Modules in Computer Algebra Systems (CAS) make Mathematics interesting and easy to understand. The present study focused on the implementation of the algebraic, tabular (numerical), and graphical approaches used for the construction of the concept of absolute value function in teaching mathematical content knowledge along with Maple 9. The study…
A Computational Model Quantifies the Effect of Anatomical Variability on Velopharyngeal Function
ERIC Educational Resources Information Center
Inouye, Joshua M.; Perry, Jamie L.; Lin, Kant Y.; Blemker, Silvia S.
2015-01-01
Purpose: This study predicted the effects of velopharyngeal (VP) anatomical parameters on VP function to provide a greater understanding of speech mechanics and aid in the treatment of speech disorders. Method: We created a computational model of the VP mechanism using dimensions obtained from magnetic resonance imaging measurements of 10 healthy…
ERIC Educational Resources Information Center
Man, Yiu-Kwong
2012-01-01
In this note, a new method for computing the partial fraction decomposition of rational functions with irreducible quadratic factors in the denominators is presented. This method involves polynomial divisions and substitutions only, without having to solve for the complex roots of the irreducible quadratic polynomial or to solve a system of linear…
Computation of non-monotonic Lyapunov functions for continuous-time systems
NASA Astrophysics Data System (ADS)
Li, Huijuan; Liu, AnPing
2017-09-01
In this paper, we propose two methods to compute non-monotonic Lyapunov functions for continuous-time systems which are asymptotically stable. The first method is to solve a linear optimization problem on a compact and bounded set. The proposed linear programming based algorithm delivers a CPA1
PuFT: Computer-Assisted Program for Pulmonary Function Tests.
ERIC Educational Resources Information Center
Boyle, Joseph
1983-01-01
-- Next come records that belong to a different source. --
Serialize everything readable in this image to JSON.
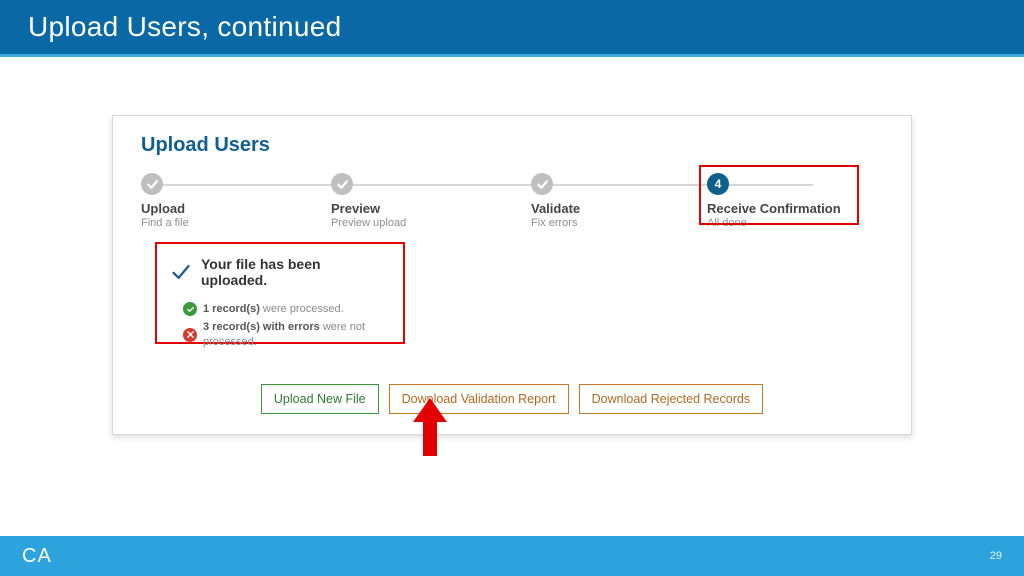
{
  "slide": {
    "title": "Upload Users, continued",
    "page_number": "29",
    "logo_text": "CA"
  },
  "panel": {
    "title": "Upload Users"
  },
  "steps": [
    {
      "label": "Upload",
      "sub": "Find a file"
    },
    {
      "label": "Preview",
      "sub": "Preview upload"
    },
    {
      "label": "Validate",
      "sub": "Fix errors"
    },
    {
      "label": "Receive Confirmation",
      "sub": "All done",
      "num": "4"
    }
  ],
  "result": {
    "headline": "Your file has been uploaded.",
    "ok_bold": "1 record(s)",
    "ok_rest": " were processed.",
    "err_bold": "3 record(s) with errors",
    "err_rest": " were not processed."
  },
  "buttons": {
    "upload_new": "Upload New File",
    "download_validation": "Download Validation Report",
    "download_rejected": "Download Rejected Records"
  }
}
PuFT computer program (Microsoft Basic) is designed to help in understanding/interpreting pulmonary function tests (PFT). The program provides predicted values for common PFT after entry of patient data, calculates/plots graph simulating force vital capacity (FVC), and allows observations of effects on predicted PFT values and FVC curve when…